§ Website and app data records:
:::::
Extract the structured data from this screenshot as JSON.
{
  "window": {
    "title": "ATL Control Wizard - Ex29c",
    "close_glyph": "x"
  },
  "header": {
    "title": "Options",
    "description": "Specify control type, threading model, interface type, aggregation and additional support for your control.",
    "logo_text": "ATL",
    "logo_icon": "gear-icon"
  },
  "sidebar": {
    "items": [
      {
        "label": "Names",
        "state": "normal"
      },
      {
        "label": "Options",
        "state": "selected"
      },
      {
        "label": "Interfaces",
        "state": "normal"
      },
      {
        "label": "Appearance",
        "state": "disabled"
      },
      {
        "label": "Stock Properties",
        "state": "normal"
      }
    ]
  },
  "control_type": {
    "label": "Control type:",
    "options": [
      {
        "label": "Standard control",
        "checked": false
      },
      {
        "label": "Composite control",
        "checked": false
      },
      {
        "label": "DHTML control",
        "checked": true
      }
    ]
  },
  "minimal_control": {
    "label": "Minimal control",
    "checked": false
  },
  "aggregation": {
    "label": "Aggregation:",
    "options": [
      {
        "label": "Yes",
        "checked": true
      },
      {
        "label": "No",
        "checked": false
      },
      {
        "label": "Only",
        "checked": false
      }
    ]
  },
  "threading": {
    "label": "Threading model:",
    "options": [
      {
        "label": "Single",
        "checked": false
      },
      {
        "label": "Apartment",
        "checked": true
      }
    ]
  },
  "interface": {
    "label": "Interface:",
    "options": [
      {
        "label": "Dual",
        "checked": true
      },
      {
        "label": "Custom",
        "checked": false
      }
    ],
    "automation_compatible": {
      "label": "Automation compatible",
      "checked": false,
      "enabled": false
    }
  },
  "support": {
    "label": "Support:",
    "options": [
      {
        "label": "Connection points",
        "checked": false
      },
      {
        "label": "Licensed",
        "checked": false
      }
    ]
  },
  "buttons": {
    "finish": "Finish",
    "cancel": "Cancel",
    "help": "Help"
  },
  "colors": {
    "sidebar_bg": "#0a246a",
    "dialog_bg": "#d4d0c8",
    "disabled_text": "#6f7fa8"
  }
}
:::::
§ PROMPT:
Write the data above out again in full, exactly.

§ ANSWER FOR THIS EXERCISE:
Extract the structured data from this screenshot as JSON.
{
  "window": {
    "title": "ATL Control Wizard - Ex29c",
    "close_glyph": "x"
  },
  "header": {
    "title": "Options",
    "description": "Specify control type, threading model, interface type, aggregation and additional support for your control.",
    "logo_text": "ATL",
    "logo_icon": "gear-icon"
  },
  "sidebar": {
    "items": [
      {
        "label": "Names",
        "state": "normal"
      },
      {
        "label": "Options",
        "state": "selected"
      },
      {
        "label": "Interfaces",
        "state": "normal"
      },
      {
        "label": "Appearance",
        "state": "disabled"
      },
      {
        "label": "Stock Properties",
        "state": "normal"
      }
    ]
  },
  "control_type": {
    "label": "Control type:",
    "options": [
      {
        "label": "Standard control",
        "checked": false
      },
      {
        "label": "Composite control",
        "checked": false
      },
      {
        "label": "DHTML control",
        "checked": true
      }
    ]
  },
  "minimal_control": {
    "label": "Minimal control",
    "checked": false
  },
  "aggregation": {
    "label": "Aggregation:",
    "options": [
      {
        "label": "Yes",
        "checked": true
      },
      {
        "label": "No",
        "checked": false
      },
      {
        "label": "Only",
        "checked": false
      }
    ]
  },
  "threading": {
    "label": "Threading model:",
    "options": [
      {
        "label": "Single",
        "checked": false
      },
      {
        "label": "Apartment",
        "checked": true
      }
    ]
  },
  "interface": {
    "label": "Interface:",
    "options": [
      {
        "label": "Dual",
        "checked": true
      },
      {
        "label": "Custom",
        "checked": false
      }
    ],
    "automation_compatible": {
      "label": "Automation compatible",
      "checked": false,
      "enabled": false
    }
  },
  "support": {
    "label": "Support:",
    "options": [
      {
        "label": "Connection points",
        "checked": false
      },
      {
        "label": "Licensed",
        "checked": false
      }
    ]
  },
  "buttons": {
    "finish": "Finish",
    "cancel": "Cancel",
    "help": "Help"
  },
  "colors": {
    "sidebar_bg": "#0a246a",
    "dialog_bg": "#d4d0c8",
    "disabled_text": "#6f7fa8"
  }
}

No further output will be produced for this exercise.